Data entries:
+ + + +

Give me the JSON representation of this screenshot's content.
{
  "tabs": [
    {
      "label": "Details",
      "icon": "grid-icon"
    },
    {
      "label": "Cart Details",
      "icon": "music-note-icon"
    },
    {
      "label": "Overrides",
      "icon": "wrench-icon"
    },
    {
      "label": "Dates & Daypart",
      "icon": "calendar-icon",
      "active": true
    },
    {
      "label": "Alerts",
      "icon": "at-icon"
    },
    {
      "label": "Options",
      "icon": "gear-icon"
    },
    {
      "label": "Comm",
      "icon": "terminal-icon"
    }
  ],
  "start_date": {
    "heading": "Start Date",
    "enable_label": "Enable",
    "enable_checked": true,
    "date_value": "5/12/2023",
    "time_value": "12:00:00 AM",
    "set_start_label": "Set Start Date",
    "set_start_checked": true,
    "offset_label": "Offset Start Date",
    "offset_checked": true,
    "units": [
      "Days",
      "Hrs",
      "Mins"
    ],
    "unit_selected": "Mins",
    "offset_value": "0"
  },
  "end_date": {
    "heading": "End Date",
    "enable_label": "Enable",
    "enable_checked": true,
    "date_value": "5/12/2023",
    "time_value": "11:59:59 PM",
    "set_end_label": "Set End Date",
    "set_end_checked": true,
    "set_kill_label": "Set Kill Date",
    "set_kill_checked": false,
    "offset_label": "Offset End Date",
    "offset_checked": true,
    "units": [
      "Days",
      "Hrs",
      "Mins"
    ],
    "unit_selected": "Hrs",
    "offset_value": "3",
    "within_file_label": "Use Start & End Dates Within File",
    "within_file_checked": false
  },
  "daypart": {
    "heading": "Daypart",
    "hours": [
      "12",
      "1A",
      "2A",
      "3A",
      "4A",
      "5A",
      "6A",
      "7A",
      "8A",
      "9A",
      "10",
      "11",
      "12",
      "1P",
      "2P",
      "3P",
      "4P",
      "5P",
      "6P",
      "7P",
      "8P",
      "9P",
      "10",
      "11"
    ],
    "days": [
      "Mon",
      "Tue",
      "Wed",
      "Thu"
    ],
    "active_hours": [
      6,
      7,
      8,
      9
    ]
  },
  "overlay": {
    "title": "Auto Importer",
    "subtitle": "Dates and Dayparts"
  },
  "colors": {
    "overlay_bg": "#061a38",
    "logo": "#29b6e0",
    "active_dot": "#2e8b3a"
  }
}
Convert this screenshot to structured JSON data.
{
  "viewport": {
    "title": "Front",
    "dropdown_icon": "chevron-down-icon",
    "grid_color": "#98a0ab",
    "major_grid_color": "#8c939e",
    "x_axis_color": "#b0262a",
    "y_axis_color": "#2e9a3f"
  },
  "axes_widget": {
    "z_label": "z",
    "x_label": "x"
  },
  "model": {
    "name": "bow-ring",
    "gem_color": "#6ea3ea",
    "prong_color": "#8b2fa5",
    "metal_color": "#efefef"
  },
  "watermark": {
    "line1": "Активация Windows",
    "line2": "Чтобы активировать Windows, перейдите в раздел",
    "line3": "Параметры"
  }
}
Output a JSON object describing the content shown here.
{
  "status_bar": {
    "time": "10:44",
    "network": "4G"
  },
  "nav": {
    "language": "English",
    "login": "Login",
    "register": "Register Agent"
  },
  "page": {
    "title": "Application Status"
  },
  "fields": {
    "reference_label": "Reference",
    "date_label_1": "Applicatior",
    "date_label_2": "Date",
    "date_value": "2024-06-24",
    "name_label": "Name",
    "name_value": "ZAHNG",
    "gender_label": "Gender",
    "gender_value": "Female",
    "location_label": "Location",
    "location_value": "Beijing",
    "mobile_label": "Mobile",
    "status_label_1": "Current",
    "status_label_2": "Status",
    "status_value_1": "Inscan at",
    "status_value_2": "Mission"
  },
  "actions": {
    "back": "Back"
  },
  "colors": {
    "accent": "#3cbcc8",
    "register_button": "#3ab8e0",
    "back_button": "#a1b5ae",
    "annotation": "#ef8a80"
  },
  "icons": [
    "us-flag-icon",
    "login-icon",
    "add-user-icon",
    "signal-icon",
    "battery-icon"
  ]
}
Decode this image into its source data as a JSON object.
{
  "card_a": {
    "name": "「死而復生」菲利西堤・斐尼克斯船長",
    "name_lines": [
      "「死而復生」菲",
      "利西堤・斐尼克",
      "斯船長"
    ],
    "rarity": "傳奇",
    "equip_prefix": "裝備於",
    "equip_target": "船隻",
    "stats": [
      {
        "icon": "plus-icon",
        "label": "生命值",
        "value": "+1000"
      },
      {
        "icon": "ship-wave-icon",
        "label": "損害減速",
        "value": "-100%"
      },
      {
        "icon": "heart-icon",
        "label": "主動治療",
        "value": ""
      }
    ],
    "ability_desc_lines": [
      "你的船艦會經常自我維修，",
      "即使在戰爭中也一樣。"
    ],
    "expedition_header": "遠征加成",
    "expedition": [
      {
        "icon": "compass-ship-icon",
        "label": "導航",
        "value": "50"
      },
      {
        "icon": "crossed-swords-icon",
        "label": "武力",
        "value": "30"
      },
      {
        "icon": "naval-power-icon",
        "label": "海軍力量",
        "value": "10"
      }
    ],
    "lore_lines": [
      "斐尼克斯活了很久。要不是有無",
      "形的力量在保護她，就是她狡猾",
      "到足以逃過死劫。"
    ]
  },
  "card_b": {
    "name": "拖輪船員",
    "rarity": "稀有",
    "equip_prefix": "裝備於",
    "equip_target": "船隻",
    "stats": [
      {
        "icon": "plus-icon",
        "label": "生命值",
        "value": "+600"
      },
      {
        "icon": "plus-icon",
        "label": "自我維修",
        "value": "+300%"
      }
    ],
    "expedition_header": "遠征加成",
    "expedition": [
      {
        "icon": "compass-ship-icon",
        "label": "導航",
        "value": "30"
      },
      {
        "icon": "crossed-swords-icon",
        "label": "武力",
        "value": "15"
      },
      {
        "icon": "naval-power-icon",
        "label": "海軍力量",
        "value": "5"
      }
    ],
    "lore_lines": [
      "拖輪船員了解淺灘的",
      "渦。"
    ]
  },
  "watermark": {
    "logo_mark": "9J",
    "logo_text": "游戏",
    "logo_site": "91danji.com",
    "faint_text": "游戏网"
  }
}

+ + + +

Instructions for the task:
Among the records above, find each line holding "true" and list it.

Result of the exercise:
      "active": true
    "enable_checked": true,
    "set_start_checked": true,
    "offset_checked": true,
    "enable_checked": true,
    "set_end_checked": true,
    "offset_checked": true,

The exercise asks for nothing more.